All of the listing must be given again exactly, except that the images are dropped.
*****
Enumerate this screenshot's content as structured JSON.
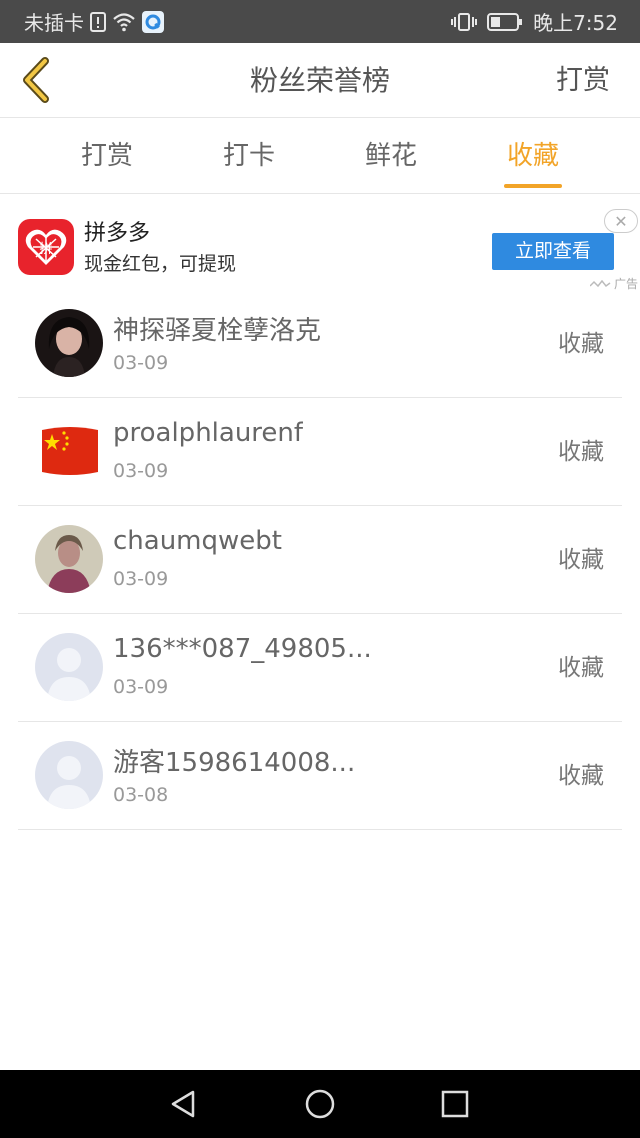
{
  "status_bar": {
    "carrier": "未插卡",
    "time": "晚上7:52"
  },
  "header": {
    "title": "粉丝荣誉榜",
    "action": "打赏"
  },
  "tabs": [
    {
      "label": "打赏",
      "active": false
    },
    {
      "label": "打卡",
      "active": false
    },
    {
      "label": "鲜花",
      "active": false
    },
    {
      "label": "收藏",
      "active": true
    }
  ],
  "ad": {
    "title": "拼多多",
    "subtitle": "现金红包，可提现",
    "button": "立即查看",
    "mark": "广告",
    "logo_text": "拼"
  },
  "list": [
    {
      "name": "神探驿夏栓孽洛克",
      "date": "03-09",
      "action": "收藏",
      "avatar": "photo-woman"
    },
    {
      "name": "proalphlaurenf",
      "date": "03-09",
      "action": "收藏",
      "avatar": "china-flag"
    },
    {
      "name": "chaumqwebt",
      "date": "03-09",
      "action": "收藏",
      "avatar": "photo-person"
    },
    {
      "name": "136***087_49805...",
      "date": "03-09",
      "action": "收藏",
      "avatar": "default"
    },
    {
      "name": "游客1598614008...",
      "date": "03-08",
      "action": "收藏",
      "avatar": "default"
    }
  ],
  "colors": {
    "accent": "#f2a428",
    "ad_button": "#2f8ae0",
    "ad_logo": "#e8232c",
    "status_bar": "#4a4a4a"
  }
}
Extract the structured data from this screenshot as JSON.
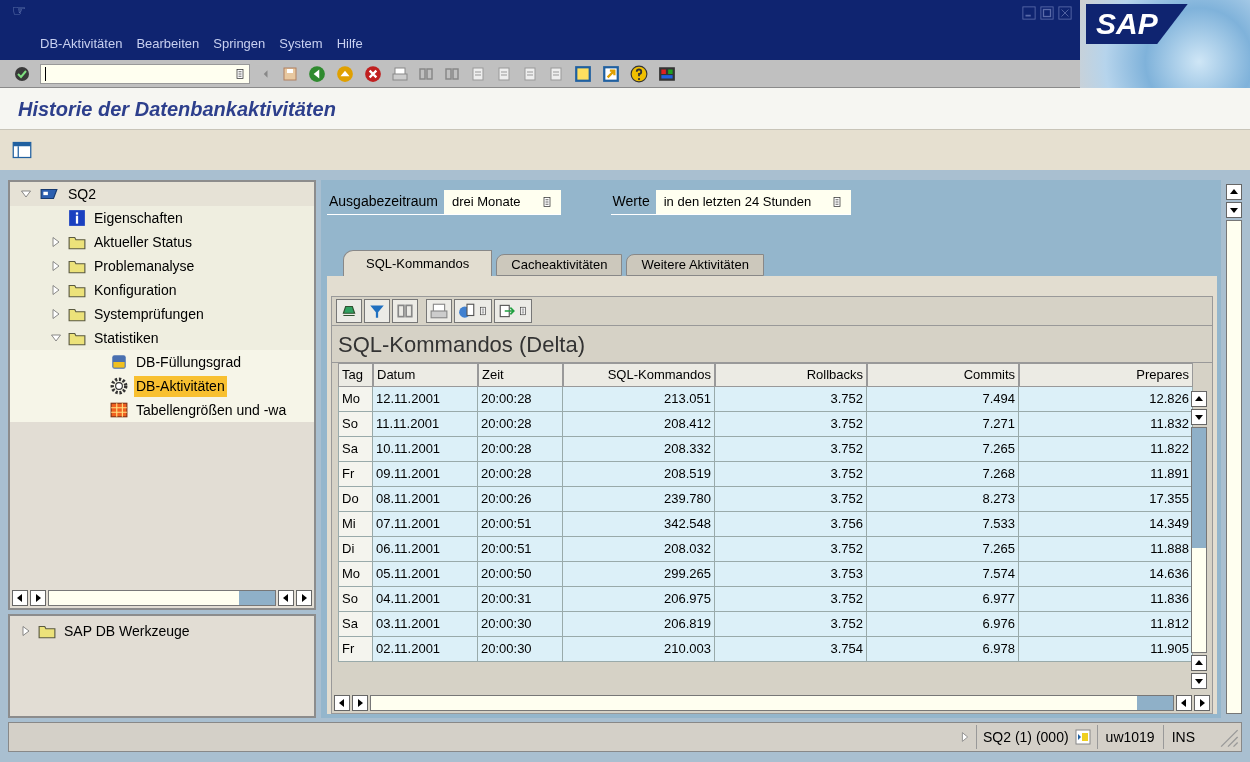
{
  "window": {
    "title_icon": "☞",
    "logo": "SAP"
  },
  "menu": [
    "DB-Aktivitäten",
    "Bearbeiten",
    "Springen",
    "System",
    "Hilfe"
  ],
  "page_title": "Historie der Datenbankaktivitäten",
  "tree": [
    {
      "label": "SQ2",
      "kind": "system",
      "expanded": true,
      "selected": false,
      "children": [
        {
          "label": "Eigenschaften",
          "kind": "info",
          "selected": false
        },
        {
          "label": "Aktueller Status",
          "kind": "folder",
          "expanded": false,
          "selected": false
        },
        {
          "label": "Problemanalyse",
          "kind": "folder",
          "expanded": false,
          "selected": false
        },
        {
          "label": "Konfiguration",
          "kind": "folder",
          "expanded": false,
          "selected": false
        },
        {
          "label": "Systemprüfungen",
          "kind": "folder",
          "expanded": false,
          "selected": false
        },
        {
          "label": "Statistiken",
          "kind": "folder",
          "expanded": true,
          "selected": false,
          "children": [
            {
              "label": "DB-Füllungsgrad",
              "kind": "disk",
              "selected": false
            },
            {
              "label": "DB-Aktivitäten",
              "kind": "gear",
              "selected": true
            },
            {
              "label": "Tabellengrößen und -wa",
              "kind": "table",
              "selected": false
            }
          ]
        }
      ]
    }
  ],
  "tools_tree": [
    {
      "label": "SAP DB Werkzeuge",
      "kind": "folder",
      "expanded": false,
      "selected": false
    }
  ],
  "filters": [
    {
      "label": "Ausgabezeitraum",
      "value": "drei Monate"
    },
    {
      "label": "Werte",
      "value": "in den letzten 24 Stunden"
    }
  ],
  "tabs": [
    {
      "label": "SQL-Kommandos",
      "selected": true
    },
    {
      "label": "Cacheaktivitäten",
      "selected": false
    },
    {
      "label": "Weitere Aktivitäten",
      "selected": false
    }
  ],
  "grid": {
    "title": "SQL-Kommandos (Delta)",
    "columns": [
      "Tag",
      "Datum",
      "Zeit",
      "SQL-Kommandos",
      "Rollbacks",
      "Commits",
      "Prepares"
    ],
    "rows": [
      [
        "Mo",
        "12.11.2001",
        "20:00:28",
        "213.051",
        "3.752",
        "7.494",
        "12.826"
      ],
      [
        "So",
        "11.11.2001",
        "20:00:28",
        "208.412",
        "3.752",
        "7.271",
        "11.832"
      ],
      [
        "Sa",
        "10.11.2001",
        "20:00:28",
        "208.332",
        "3.752",
        "7.265",
        "11.822"
      ],
      [
        "Fr",
        "09.11.2001",
        "20:00:28",
        "208.519",
        "3.752",
        "7.268",
        "11.891"
      ],
      [
        "Do",
        "08.11.2001",
        "20:00:26",
        "239.780",
        "3.752",
        "8.273",
        "17.355"
      ],
      [
        "Mi",
        "07.11.2001",
        "20:00:51",
        "342.548",
        "3.756",
        "7.533",
        "14.349"
      ],
      [
        "Di",
        "06.11.2001",
        "20:00:51",
        "208.032",
        "3.752",
        "7.265",
        "11.888"
      ],
      [
        "Mo",
        "05.11.2001",
        "20:00:50",
        "299.265",
        "3.753",
        "7.574",
        "14.636"
      ],
      [
        "So",
        "04.11.2001",
        "20:00:31",
        "206.975",
        "3.752",
        "6.977",
        "11.836"
      ],
      [
        "Sa",
        "03.11.2001",
        "20:00:30",
        "206.819",
        "3.752",
        "6.976",
        "11.812"
      ],
      [
        "Fr",
        "02.11.2001",
        "20:00:30",
        "210.003",
        "3.754",
        "6.978",
        "11.905"
      ]
    ]
  },
  "status_bar": {
    "system": "SQ2 (1) (000)",
    "server": "uw1019",
    "mode": "INS"
  }
}
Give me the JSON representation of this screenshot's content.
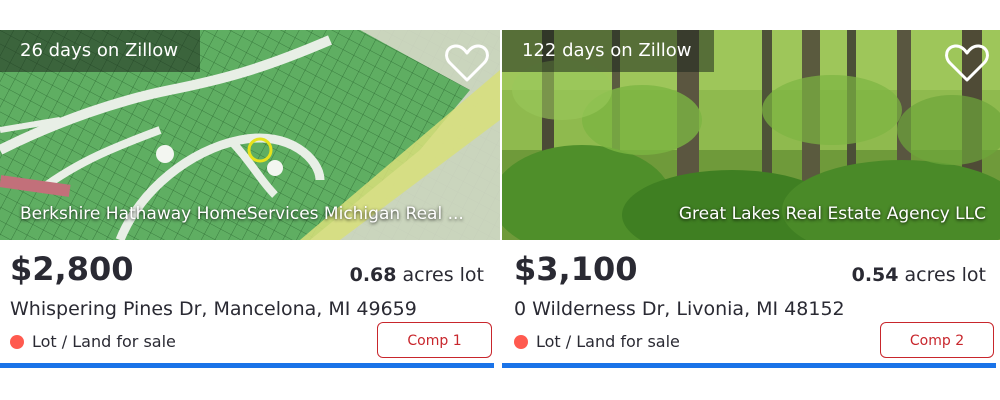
{
  "listings": [
    {
      "days_on_site": "26 days on Zillow",
      "broker": "Berkshire Hathaway HomeServices Michigan Real ...",
      "price": "$2,800",
      "lot_value": "0.68",
      "lot_unit": "acres lot",
      "address": "Whispering Pines Dr, Mancelona, MI 49659",
      "status": "Lot / Land for sale",
      "comp_label": "Comp 1",
      "photo_icon": "plat-map-image"
    },
    {
      "days_on_site": "122 days on Zillow",
      "broker": "Great Lakes Real Estate Agency LLC",
      "price": "$3,100",
      "lot_value": "0.54",
      "lot_unit": "acres lot",
      "address": "0 Wilderness Dr, Livonia, MI 48152",
      "status": "Lot / Land for sale",
      "comp_label": "Comp 2",
      "photo_icon": "forest-image"
    }
  ],
  "colors": {
    "status_dot": "#ff5a4f",
    "comp_border": "#c8262c",
    "underline_bar": "#1a73e8",
    "text": "#2a2a33"
  },
  "icons": {
    "favorite": "heart-icon"
  }
}
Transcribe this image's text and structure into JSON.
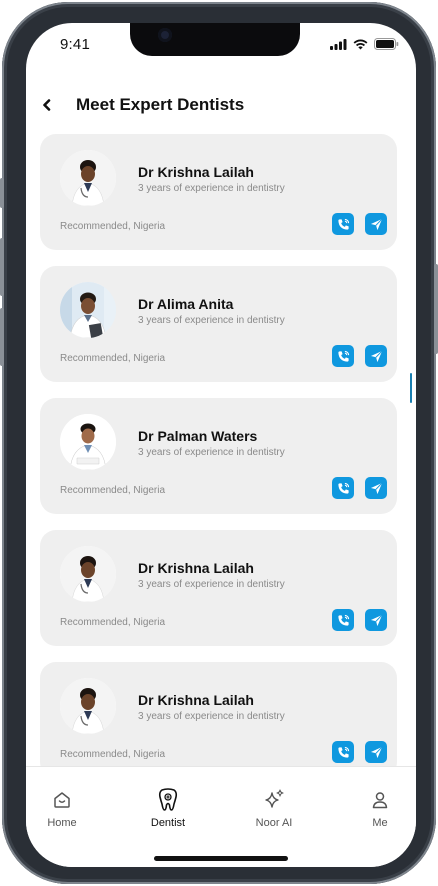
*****
TASK SOLUTION:
Enumerate this screenshot's content as structured JSON.
{
  "status_bar": {
    "carrier": "未插卡",
    "time": "晚上7:52"
  },
  "header": {
    "title": "粉丝荣誉榜",
    "action": "打赏"
  },
  "tabs": [
    {
      "label": "打赏",
      "active": false
    },
    {
      "label": "打卡",
      "active": false
    },
    {
      "label": "鲜花",
      "active": false
    },
    {
      "label": "收藏",
      "active": true
    }
  ],
  "ad": {
    "title": "拼多多",
    "subtitle": "现金红包，可提现",
    "button": "立即查看",
    "mark": "广告",
    "logo_text": "拼"
  },
  "list": [
    {
      "name": "神探驿夏栓孽洛克",
      "date": "03-09",
      "action": "收藏",
      "avatar": "photo-woman"
    },
    {
      "name": "proalphlaurenf",
      "date": "03-09",
      "action": "收藏",
      "avatar": "china-flag"
    },
    {
      "name": "chaumqwebt",
      "date": "03-09",
      "action": "收藏",
      "avatar": "photo-person"
    },
    {
      "name": "136***087_49805...",
      "date": "03-09",
      "action": "收藏",
      "avatar": "default"
    },
    {
      "name": "游客1598614008...",
      "date": "03-08",
      "action": "收藏",
      "avatar": "default"
    }
  ],
  "colors": {
    "accent": "#f2a428",
    "ad_button": "#2f8ae0",
    "ad_logo": "#e8232c",
    "status_bar": "#4a4a4a"
  }
}
Extract the structured data from this screenshot as JSON.
{
  "window": {
    "title_icon": "☞",
    "logo": "SAP"
  },
  "menu": [
    "DB-Aktivitäten",
    "Bearbeiten",
    "Springen",
    "System",
    "Hilfe"
  ],
  "page_title": "Historie der Datenbankaktivitäten",
  "tree": [
    {
      "label": "SQ2",
      "kind": "system",
      "expanded": true,
      "selected": false,
      "children": [
        {
          "label": "Eigenschaften",
          "kind": "info",
          "selected": false
        },
        {
          "label": "Aktueller Status",
          "kind": "folder",
          "expanded": false,
          "selected": false
        },
        {
          "label": "Problemanalyse",
          "kind": "folder",
          "expanded": false,
          "selected": false
        },
        {
          "label": "Konfiguration",
          "kind": "folder",
          "expanded": false,
          "selected": false
        },
        {
          "label": "Systemprüfungen",
          "kind": "folder",
          "expanded": false,
          "selected": false
        },
        {
          "label": "Statistiken",
          "kind": "folder",
          "expanded": true,
          "selected": false,
          "children": [
            {
              "label": "DB-Füllungsgrad",
              "kind": "disk",
              "selected": false
            },
            {
              "label": "DB-Aktivitäten",
              "kind": "gear",
              "selected": true
            },
            {
              "label": "Tabellengrößen und -wa",
              "kind": "table",
              "selected": false
            }
          ]
        }
      ]
    }
  ],
  "tools_tree": [
    {
      "label": "SAP DB Werkzeuge",
      "kind": "folder",
      "expanded": false,
      "selected": false
    }
  ],
  "filters": [
    {
      "label": "Ausgabezeitraum",
      "value": "drei Monate"
    },
    {
      "label": "Werte",
      "value": "in den letzten 24 Stunden"
    }
  ],
  "tabs": [
    {
      "label": "SQL-Kommandos",
      "selected": true
    },
    {
      "label": "Cacheaktivitäten",
      "selected": false
    },
    {
      "label": "Weitere Aktivitäten",
      "selected": false
    }
  ],
  "grid": {
    "title": "SQL-Kommandos (Delta)",
    "columns": [
      "Tag",
      "Datum",
      "Zeit",
      "SQL-Kommandos",
      "Rollbacks",
      "Commits",
      "Prepares"
    ],
    "rows": [
      [
        "Mo",
        "12.11.2001",
        "20:00:28",
        "213.051",
        "3.752",
        "7.494",
        "12.826"
      ],
      [
        "So",
        "11.11.2001",
        "20:00:28",
        "208.412",
        "3.752",
        "7.271",
        "11.832"
      ],
      [
        "Sa",
        "10.11.2001",
        "20:00:28",
        "208.332",
        "3.752",
        "7.265",
        "11.822"
      ],
      [
        "Fr",
        "09.11.2001",
        "20:00:28",
        "208.519",
        "3.752",
        "7.268",
        "11.891"
      ],
      [
        "Do",
        "08.11.2001",
        "20:00:26",
        "239.780",
        "3.752",
        "8.273",
        "17.355"
      ],
      [
        "Mi",
        "07.11.2001",
        "20:00:51",
        "342.548",
        "3.756",
        "7.533",
        "14.349"
      ],
      [
        "Di",
        "06.11.2001",
        "20:00:51",
        "208.032",
        "3.752",
        "7.265",
        "11.888"
      ],
      [
        "Mo",
        "05.11.2001",
        "20:00:50",
        "299.265",
        "3.753",
        "7.574",
        "14.636"
      ],
      [
        "So",
        "04.11.2001",
        "20:00:31",
        "206.975",
        "3.752",
        "6.977",
        "11.836"
      ],
      [
        "Sa",
        "03.11.2001",
        "20:00:30",
        "206.819",
        "3.752",
        "6.976",
        "11.812"
      ],
      [
        "Fr",
        "02.11.2001",
        "20:00:30",
        "210.003",
        "3.754",
        "6.978",
        "11.905"
      ]
    ]
  },
  "status_bar": {
    "system": "SQ2 (1) (000)",
    "server": "uw1019",
    "mode": "INS"
  }
}
Give me the JSON representation of this screenshot's content.
{
  "listings": [
    {
      "days_on_site": "26 days on Zillow",
      "broker": "Berkshire Hathaway HomeServices Michigan Real ...",
      "price": "$2,800",
      "lot_value": "0.68",
      "lot_unit": "acres lot",
      "address": "Whispering Pines Dr, Mancelona, MI 49659",
      "status": "Lot / Land for sale",
      "comp_label": "Comp 1",
      "photo_icon": "plat-map-image"
    },
    {
      "days_on_site": "122 days on Zillow",
      "broker": "Great Lakes Real Estate Agency LLC",
      "price": "$3,100",
      "lot_value": "0.54",
      "lot_unit": "acres lot",
      "address": "0 Wilderness Dr, Livonia, MI 48152",
      "status": "Lot / Land for sale",
      "comp_label": "Comp 2",
      "photo_icon": "forest-image"
    }
  ],
  "colors": {
    "status_dot": "#ff5a4f",
    "comp_border": "#c8262c",
    "underline_bar": "#1a73e8",
    "text": "#2a2a33"
  },
  "icons": {
    "favorite": "heart-icon"
  }
}
Transcribe this image's text and structure into JSON.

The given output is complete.